Two months after the world's youngest nation declared a famine amid its civil war, hunger has become more widespread than expected, aid workers say.
South Sudan's Northern Bahr el Ghazal region is on the brink of starvation, with 290,000 people at risk of dying without sustained food assistance. Humanitarian workers say conditions will only deteriorate as the lean season approaches.
In February, South Sudan and the United Nations formally declared a famine in two counties in Unity State. Northern Bahr el Ghazal's five counties now face the same fate.
Northern Bahr el Ghazal and its 1.4m residents have remained relatively peaceful during South Sudan's three-year civil war. But due to soaring inflation fuelled by the conflict, harsh climate conditions and its remoteness, this region has become severely affected by hunger.
World Vision last week rolled out the first phase of a program to provide 65,000 people in Aweil East county with food during the month of April. The aim is to start with 17,000 of the most severely malnourished and vulnerable people.
Aid workers said they weren't prepared for the level of despair.

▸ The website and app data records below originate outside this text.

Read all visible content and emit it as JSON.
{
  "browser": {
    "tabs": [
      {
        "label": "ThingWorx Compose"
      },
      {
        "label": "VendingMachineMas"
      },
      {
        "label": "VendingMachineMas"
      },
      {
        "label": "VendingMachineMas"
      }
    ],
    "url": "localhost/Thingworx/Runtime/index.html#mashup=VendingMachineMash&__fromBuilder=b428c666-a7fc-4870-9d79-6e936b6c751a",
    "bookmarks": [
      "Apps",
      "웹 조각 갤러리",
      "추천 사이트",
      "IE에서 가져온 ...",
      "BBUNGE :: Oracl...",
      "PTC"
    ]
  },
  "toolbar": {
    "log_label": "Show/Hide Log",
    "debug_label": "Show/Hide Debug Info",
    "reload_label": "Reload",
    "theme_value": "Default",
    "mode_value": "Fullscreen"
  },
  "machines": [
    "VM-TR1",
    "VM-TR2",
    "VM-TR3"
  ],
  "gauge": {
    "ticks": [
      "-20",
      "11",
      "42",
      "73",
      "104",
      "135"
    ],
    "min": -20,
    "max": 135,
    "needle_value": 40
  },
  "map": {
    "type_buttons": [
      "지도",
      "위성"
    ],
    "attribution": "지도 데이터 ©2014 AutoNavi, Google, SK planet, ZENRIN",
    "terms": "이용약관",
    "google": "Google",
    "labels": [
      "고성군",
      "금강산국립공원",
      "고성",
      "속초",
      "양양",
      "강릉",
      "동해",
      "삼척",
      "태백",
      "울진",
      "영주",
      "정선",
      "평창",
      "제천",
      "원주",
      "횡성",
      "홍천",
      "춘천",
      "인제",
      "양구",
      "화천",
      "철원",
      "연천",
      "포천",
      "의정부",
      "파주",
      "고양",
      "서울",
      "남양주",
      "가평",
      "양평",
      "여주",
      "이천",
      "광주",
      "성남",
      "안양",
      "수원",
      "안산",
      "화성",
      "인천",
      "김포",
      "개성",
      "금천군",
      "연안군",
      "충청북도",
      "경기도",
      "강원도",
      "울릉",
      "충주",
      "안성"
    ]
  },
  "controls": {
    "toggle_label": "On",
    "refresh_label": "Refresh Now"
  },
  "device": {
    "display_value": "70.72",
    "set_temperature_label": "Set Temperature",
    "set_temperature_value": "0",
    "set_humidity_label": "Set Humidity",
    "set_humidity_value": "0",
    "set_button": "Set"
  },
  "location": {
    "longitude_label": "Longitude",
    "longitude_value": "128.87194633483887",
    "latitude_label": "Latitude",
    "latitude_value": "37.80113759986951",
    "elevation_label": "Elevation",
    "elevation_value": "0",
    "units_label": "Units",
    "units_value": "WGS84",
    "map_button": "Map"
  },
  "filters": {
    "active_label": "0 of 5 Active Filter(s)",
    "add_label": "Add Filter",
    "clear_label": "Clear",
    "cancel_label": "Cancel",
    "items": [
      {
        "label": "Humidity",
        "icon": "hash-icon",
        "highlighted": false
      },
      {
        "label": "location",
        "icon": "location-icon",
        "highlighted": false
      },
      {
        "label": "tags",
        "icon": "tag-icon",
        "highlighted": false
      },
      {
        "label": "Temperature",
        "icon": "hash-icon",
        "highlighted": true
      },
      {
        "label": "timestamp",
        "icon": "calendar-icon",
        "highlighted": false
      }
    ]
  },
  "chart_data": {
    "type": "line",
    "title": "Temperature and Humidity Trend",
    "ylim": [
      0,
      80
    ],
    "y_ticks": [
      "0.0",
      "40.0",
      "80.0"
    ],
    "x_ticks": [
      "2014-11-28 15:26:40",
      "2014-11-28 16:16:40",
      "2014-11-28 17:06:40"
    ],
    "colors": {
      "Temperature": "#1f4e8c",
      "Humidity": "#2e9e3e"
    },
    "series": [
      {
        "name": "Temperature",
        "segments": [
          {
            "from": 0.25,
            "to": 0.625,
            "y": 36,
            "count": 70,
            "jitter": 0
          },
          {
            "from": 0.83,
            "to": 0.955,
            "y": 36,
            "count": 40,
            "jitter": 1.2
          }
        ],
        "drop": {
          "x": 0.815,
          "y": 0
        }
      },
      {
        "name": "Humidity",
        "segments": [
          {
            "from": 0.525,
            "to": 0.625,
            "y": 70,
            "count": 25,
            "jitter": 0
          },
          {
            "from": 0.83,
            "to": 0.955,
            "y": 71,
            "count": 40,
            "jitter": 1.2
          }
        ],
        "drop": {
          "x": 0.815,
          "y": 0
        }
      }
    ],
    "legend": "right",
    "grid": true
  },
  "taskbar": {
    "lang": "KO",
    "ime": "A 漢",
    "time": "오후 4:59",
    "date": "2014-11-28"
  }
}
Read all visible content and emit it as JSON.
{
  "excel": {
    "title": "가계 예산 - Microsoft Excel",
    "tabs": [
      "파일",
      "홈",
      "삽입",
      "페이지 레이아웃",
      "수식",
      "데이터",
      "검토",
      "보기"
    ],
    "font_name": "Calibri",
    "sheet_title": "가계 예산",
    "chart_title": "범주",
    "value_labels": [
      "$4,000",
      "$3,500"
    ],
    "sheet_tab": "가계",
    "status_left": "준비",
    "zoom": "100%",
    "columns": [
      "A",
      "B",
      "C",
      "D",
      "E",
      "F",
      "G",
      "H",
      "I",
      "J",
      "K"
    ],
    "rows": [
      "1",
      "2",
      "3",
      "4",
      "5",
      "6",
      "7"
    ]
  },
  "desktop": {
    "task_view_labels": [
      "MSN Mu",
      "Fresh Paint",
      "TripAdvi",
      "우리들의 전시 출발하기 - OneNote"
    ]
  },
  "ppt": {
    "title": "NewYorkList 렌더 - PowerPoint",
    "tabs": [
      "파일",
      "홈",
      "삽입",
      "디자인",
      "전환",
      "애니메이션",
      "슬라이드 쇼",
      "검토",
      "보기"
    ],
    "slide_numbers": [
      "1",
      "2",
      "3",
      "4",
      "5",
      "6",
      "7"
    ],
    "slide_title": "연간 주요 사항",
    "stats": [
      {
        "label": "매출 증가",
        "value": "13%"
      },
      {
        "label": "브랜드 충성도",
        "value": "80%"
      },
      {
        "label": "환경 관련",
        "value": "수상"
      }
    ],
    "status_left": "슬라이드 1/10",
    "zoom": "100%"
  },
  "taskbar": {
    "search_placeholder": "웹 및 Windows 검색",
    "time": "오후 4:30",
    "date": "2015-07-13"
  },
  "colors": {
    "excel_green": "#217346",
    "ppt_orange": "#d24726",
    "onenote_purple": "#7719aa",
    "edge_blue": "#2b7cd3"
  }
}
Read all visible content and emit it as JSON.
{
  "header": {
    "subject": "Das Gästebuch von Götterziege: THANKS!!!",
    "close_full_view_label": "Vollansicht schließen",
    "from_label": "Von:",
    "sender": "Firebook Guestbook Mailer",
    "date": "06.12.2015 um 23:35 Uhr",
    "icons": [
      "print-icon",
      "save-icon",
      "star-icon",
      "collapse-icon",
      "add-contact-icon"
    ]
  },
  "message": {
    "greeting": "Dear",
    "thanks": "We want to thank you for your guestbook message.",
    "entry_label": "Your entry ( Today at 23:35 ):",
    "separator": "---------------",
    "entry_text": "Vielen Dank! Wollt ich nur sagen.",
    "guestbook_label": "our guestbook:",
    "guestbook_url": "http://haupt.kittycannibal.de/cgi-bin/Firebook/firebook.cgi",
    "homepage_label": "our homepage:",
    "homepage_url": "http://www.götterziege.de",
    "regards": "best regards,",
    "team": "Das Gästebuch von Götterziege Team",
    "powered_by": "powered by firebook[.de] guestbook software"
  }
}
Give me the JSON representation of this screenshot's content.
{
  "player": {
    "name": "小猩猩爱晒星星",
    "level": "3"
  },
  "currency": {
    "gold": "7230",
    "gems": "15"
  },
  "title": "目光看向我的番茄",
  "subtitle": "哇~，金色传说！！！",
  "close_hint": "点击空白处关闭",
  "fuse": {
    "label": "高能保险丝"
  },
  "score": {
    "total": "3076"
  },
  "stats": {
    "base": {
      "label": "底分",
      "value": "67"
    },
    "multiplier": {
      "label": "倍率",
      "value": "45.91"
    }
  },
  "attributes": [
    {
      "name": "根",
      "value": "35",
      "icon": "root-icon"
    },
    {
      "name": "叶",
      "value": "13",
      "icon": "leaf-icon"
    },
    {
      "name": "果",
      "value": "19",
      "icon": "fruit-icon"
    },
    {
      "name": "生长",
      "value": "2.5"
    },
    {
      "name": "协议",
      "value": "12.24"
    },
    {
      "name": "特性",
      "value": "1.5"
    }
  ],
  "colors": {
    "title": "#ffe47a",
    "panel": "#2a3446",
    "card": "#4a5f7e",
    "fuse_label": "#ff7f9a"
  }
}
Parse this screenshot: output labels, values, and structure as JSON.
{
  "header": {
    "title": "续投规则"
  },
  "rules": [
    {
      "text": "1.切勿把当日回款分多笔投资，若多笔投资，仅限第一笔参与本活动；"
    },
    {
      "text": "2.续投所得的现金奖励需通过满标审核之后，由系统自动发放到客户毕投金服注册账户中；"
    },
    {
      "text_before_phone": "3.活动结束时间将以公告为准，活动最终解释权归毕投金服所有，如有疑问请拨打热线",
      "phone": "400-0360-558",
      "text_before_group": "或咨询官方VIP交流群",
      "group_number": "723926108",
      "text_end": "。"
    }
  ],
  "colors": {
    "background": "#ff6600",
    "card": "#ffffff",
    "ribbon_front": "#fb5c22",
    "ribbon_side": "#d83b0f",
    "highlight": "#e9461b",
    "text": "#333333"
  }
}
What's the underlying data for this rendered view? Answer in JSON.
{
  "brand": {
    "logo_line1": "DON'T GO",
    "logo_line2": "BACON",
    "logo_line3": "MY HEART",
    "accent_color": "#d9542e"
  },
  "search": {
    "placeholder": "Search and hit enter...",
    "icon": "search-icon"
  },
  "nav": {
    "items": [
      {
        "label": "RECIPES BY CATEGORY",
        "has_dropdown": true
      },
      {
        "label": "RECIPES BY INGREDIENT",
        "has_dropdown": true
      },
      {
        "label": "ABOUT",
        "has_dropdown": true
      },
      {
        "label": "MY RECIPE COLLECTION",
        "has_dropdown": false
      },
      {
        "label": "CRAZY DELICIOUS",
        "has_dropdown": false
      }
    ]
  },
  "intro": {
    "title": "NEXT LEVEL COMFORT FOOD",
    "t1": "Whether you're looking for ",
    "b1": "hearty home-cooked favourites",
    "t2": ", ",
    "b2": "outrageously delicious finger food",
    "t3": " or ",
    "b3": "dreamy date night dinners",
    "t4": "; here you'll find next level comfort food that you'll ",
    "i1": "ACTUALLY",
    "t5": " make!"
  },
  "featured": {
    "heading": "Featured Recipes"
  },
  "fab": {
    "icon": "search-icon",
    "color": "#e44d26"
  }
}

"I was shocked by the number of malnourished kids here," said the aid group's South Sudan communications manager, Rose Ogola. "And the looks of desperation on the mothers."
In the small town of Malualkuel alone, where the food was distributed, local leaders said 4,000 out of the town's 6,000 people are facing extreme starvation.
"It's the worst I've ever seen it in 12 years in terms of food security and hunger-related deaths," said James Maywien Aror, Aweil East county's relief and rehabilitation commissioner. "I feel sad. I'm not happy to see people die."
During a food and security review meeting last week in Aweil town, aid workers and government officials estimated an increase of 3 to 5% in the number of people in Northern Bahr el Ghazal who will face extreme hunger in the coming months.
The UN's refugee agency said Tuesday the "risk of mass deaths from starvation" is growing in South Sudan.
With the onset of the lean season in June and July, the fear is there won't be enough food to meet the growing demand. Local community leaders said 200,000 metric tons of food is still needed for Northern Bahr el Ghazal.